Late last month, James Cameron, who shall be referred to as Jim from here on out, became the first solo aquanaut to reach the deepest part of the earth. It was his seventieth submersible dive, this time in a vessel of his own design. No big deal.
He landed down in the crack of that deep V.
Jim had planned to spend six hours at the bottom, but he was unable to launch the submersible's unmanned lander that contained cameras and baited plastic traps to attract, observe and collect creatures swimming by. He's pissed, and vows to be back. I smell a sequel.

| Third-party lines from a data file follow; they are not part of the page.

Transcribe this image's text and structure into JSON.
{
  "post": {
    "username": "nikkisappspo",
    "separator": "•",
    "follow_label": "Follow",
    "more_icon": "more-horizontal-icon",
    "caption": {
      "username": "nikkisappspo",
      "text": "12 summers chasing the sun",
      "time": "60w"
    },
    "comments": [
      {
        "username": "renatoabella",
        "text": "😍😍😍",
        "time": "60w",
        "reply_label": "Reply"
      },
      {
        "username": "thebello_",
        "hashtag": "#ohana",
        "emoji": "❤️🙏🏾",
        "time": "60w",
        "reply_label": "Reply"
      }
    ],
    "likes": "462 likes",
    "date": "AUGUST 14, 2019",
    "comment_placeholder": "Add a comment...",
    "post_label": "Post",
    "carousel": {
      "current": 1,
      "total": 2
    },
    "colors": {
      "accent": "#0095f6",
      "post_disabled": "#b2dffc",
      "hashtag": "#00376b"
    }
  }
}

Jim, or a "faulty hydraulics system," bungled the sample collections, but the Deepsea Challenger did manage to grab half a sediment core—a cupful of muddy, watery sludge. Although he caught some flack for not collecting more, half a sediment is, from a DNA sequencing perspective, a very workable sample. Kudos, Cameron. The hero's journey.